Solar Decathlon Team Hosts “Site Warming” Party in DC

Solar Decathlon team member Obinna Elechi, a Parsons Architecture student (right), speaks with community member

Solar Decathlon team member Obinna Elechi, a Parsons Architecture student (right), speaks with community member

Rain could not dampen the ebullient spirits of 28 New School students and faculty who spent last Sunday afternoon in a vacant lot in Deanwood, a neighborhood in Northeast Washington, D.C. They were there to celebrate Empowerhouse: an innovative project to create a new model for sustainable, affordable housing.

Empowerhouse is The New School entry in the 2011 Solar Decathlon, an international biennial competition which challenges colleagiate design teams to build and operate solar-powered homes for exhibition on the National Mall. Unlike teams composed solely of architects or engineers, the Empowerhouse team will benefit from the interdisciplinary expertise of Parsons, Milano and Stevens Institute of Technology, our partner for the project.

Like any New School project, though, Empowerhouse takes the competition one step further. These enterprising students and faculty are working with Habitat for Humanity and the District of Columbia Department of Housing and Community Development to build a second solar home in Deanwood. At the conclusion of the competition, the two houses will be joined together to create a permanent two-family, home for area residents.

“Sustainable design intersects a number of fields.

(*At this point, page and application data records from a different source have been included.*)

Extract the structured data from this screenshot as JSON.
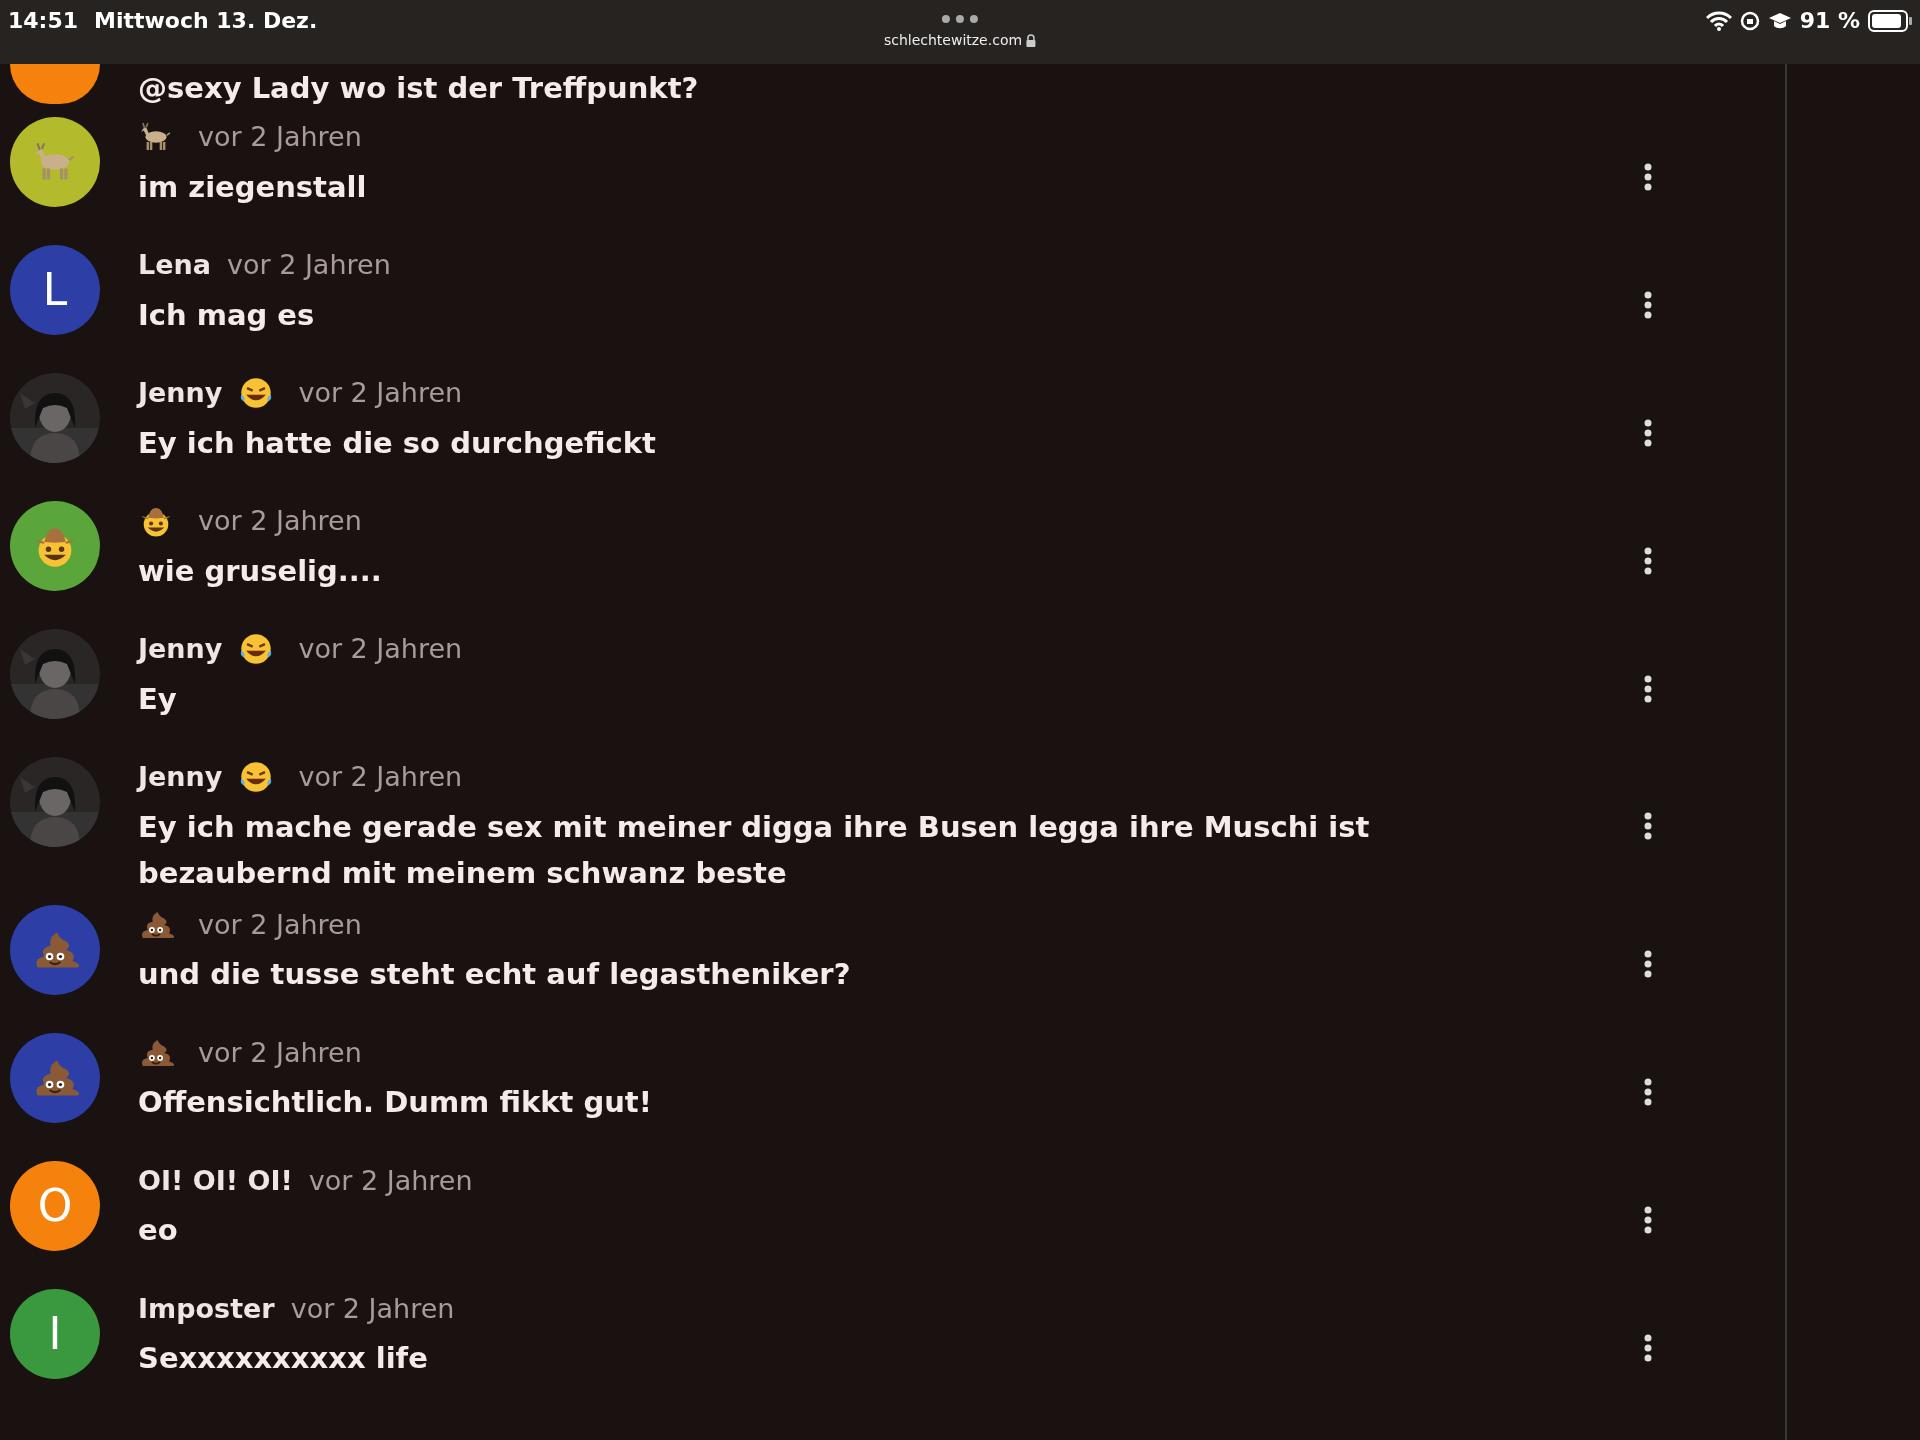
{
  "status_bar": {
    "time": "14:51",
    "date": "Mittwoch 13. Dez.",
    "url": "schlechtewitze.com",
    "battery": "91 %"
  },
  "partial_comment": {
    "text": "@sexy Lady wo ist der Treffpunkt?"
  },
  "comments": [
    {
      "kind": "goat",
      "avatar": {
        "color": "#b3bb2c"
      },
      "time": "vor 2 Jahren",
      "text": "im ziegenstall"
    },
    {
      "kind": "letter",
      "avatar": {
        "letter": "L",
        "color": "#2d3ea6"
      },
      "author": "Lena",
      "time": "vor 2 Jahren",
      "text": "Ich mag es"
    },
    {
      "kind": "laugh",
      "author": "Jenny",
      "time": "vor 2 Jahren",
      "text": "Ey ich hatte die so durchgefickt"
    },
    {
      "kind": "cowboy",
      "avatar": {
        "color": "#5ba63b"
      },
      "time": "vor 2 Jahren",
      "text": "wie gruselig...."
    },
    {
      "kind": "laugh",
      "author": "Jenny",
      "time": "vor 2 Jahren",
      "text": "Ey"
    },
    {
      "kind": "laugh",
      "author": "Jenny",
      "time": "vor 2 Jahren",
      "text": "Ey ich mache gerade sex mit meiner digga ihre Busen legga ihre Muschi ist bezaubernd mit meinem schwanz beste"
    },
    {
      "kind": "poop",
      "avatar": {
        "color": "#2d3ea6"
      },
      "time": "vor 2 Jahren",
      "text": "und die tusse steht echt auf legastheniker?"
    },
    {
      "kind": "poop",
      "avatar": {
        "color": "#2d3ea6"
      },
      "time": "vor 2 Jahren",
      "text": "Offensichtlich. Dumm fikkt gut!"
    },
    {
      "kind": "letter",
      "avatar": {
        "letter": "O",
        "color": "#f5820d"
      },
      "author": "OI! OI! OI!",
      "time": "vor 2 Jahren",
      "text": "eo"
    },
    {
      "kind": "letter",
      "avatar": {
        "letter": "I",
        "color": "#3a993e"
      },
      "author": "Imposter",
      "time": "vor 2 Jahren",
      "text": "Sexxxxxxxxxx life"
    }
  ]
}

Our team brings together students with a wide range of expertise to tackle this ambitious goal,” said Hannah Zingre, an environmental studies student at Parsons. “We are excited to be working with local residents to make our vision a reality, a home that is not only attractive and welcoming, but most importantly is economically and environmentally sustainable.”

On Sunday, amidst hot dogs and solar games, the team mingled with the community to discuss sustainability with Deanwood neighbors, from what it means to build a “net-zero” home that produces all of its own energy, to the benefits of growing vegetables on a roof garden and in window boxes.

“The project is a monumental step for Deanwood,” said Sylvia Brown, an advisory neighborhood commissioner who was instrumental in making the project a reality. A historically African-American community located in one of the greenest wards in Washington, Deanwood is currently being revitalized through economic development and sustainability initiatives. Residents recently participated in the CarbonFree DC “Extreme Green Neighborhood Makeover,” which retrofitted low and moderate-income homes to make them more sustainable.

One of Empowerhouse’s major goals is creating a new standard that can be replicated around the world. As our knowledge of energy efficiency has increased, we have taken initial steps to ‘think green’, but Empowerhouse gives us the opportunity to take our efforts to a new level,” said David Gano, director of construction for Habitat for Humanity of Washington, D.C.

This fall, students continue their community outreach efforts as well as develop the design for the homes, while Habitat selects the families who will reside in them. Groundbreaking is slated for next spring, so that both homes are open and operational in time for the Solar Decathlon in October 2011.

For more information and to find out how to get involved, contact the team at empowerhouse@newschool.edu.